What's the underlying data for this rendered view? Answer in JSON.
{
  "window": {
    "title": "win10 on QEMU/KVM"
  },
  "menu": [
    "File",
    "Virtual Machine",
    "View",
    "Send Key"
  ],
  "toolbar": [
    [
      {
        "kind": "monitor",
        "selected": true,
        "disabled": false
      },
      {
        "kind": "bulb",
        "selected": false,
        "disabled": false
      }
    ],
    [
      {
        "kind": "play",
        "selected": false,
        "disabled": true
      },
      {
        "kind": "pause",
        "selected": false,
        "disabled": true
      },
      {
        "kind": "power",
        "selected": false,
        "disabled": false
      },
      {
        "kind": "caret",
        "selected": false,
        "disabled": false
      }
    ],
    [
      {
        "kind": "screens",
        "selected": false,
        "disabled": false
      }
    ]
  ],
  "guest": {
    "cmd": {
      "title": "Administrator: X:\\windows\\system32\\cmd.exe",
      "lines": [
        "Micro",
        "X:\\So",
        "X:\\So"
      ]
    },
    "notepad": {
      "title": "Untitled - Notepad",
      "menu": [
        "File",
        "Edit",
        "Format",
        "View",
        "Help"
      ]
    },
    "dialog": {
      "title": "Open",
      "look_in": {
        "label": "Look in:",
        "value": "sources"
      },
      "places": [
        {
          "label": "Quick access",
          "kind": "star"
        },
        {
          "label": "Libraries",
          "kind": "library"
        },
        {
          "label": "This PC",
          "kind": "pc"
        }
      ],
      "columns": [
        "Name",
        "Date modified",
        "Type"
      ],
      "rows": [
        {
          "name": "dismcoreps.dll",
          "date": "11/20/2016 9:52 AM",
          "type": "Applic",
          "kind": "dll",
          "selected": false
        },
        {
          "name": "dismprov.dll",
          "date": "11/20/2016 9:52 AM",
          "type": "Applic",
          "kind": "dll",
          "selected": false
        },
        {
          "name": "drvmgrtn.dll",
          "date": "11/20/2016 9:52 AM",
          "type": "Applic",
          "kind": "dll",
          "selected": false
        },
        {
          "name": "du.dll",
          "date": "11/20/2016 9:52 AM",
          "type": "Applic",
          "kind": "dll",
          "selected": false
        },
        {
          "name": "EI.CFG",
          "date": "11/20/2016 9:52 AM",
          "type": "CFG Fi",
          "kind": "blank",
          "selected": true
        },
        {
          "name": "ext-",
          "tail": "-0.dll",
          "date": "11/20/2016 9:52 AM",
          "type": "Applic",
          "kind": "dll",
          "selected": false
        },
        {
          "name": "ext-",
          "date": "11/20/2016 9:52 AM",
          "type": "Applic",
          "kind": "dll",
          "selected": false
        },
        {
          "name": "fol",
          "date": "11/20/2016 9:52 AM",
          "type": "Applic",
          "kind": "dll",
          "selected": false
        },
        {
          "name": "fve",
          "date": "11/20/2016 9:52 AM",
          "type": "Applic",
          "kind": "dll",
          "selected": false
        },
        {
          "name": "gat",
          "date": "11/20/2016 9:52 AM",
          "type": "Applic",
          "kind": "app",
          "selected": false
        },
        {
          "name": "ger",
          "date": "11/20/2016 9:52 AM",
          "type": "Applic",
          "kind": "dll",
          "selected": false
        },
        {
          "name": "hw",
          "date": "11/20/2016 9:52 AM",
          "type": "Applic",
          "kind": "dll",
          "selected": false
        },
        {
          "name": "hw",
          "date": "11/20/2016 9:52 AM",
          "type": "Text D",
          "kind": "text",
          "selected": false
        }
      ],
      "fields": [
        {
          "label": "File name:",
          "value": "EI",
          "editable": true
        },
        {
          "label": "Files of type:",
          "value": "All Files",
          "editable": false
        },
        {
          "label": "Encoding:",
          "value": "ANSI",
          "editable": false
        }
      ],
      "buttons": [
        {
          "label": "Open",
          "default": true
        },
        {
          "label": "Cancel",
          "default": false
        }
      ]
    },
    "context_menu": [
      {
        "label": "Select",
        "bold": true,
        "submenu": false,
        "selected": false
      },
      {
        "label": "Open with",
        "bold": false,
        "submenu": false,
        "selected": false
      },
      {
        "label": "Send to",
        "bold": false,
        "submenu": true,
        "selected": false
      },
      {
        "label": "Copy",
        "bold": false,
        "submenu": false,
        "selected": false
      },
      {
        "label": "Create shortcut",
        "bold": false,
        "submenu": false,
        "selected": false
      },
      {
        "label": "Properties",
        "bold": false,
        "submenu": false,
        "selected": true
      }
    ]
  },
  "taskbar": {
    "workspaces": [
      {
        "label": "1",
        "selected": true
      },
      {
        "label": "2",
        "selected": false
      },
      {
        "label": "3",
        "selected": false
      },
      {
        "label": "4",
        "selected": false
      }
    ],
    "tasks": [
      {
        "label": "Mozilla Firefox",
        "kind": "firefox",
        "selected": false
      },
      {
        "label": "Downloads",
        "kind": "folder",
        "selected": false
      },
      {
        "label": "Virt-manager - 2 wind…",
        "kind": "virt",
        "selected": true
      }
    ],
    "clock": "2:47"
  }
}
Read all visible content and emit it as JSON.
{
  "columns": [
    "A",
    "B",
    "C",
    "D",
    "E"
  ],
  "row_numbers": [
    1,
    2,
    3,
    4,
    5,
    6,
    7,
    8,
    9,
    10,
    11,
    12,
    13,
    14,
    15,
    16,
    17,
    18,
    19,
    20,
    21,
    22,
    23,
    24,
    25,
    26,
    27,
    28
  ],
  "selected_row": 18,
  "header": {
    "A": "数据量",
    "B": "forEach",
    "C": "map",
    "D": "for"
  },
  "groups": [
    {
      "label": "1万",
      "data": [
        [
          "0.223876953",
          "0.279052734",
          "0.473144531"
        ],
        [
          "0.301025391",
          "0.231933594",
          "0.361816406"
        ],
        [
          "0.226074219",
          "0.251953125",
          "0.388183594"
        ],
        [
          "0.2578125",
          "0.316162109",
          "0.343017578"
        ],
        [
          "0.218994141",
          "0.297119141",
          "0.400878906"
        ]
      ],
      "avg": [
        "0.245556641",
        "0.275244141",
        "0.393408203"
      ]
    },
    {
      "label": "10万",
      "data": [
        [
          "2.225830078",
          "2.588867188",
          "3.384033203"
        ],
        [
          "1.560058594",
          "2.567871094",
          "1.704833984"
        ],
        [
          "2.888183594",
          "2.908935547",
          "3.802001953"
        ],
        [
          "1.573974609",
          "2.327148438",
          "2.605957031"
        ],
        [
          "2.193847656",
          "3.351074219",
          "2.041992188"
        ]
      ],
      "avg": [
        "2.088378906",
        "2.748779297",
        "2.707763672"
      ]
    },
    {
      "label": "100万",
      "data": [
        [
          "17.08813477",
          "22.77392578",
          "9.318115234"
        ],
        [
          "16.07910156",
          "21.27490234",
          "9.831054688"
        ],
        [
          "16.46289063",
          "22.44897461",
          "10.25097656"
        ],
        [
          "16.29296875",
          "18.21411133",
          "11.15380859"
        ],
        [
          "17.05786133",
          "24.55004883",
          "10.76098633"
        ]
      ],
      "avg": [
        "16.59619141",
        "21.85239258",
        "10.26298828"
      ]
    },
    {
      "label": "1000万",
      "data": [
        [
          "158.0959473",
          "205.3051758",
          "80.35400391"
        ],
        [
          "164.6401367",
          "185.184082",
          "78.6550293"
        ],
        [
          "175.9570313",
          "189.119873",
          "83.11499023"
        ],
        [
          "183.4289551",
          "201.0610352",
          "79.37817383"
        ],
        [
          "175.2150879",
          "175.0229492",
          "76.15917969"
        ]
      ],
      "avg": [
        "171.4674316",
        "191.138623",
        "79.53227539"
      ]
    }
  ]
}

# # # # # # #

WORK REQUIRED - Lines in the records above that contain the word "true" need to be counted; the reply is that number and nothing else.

THE COMPLETED TASK - 11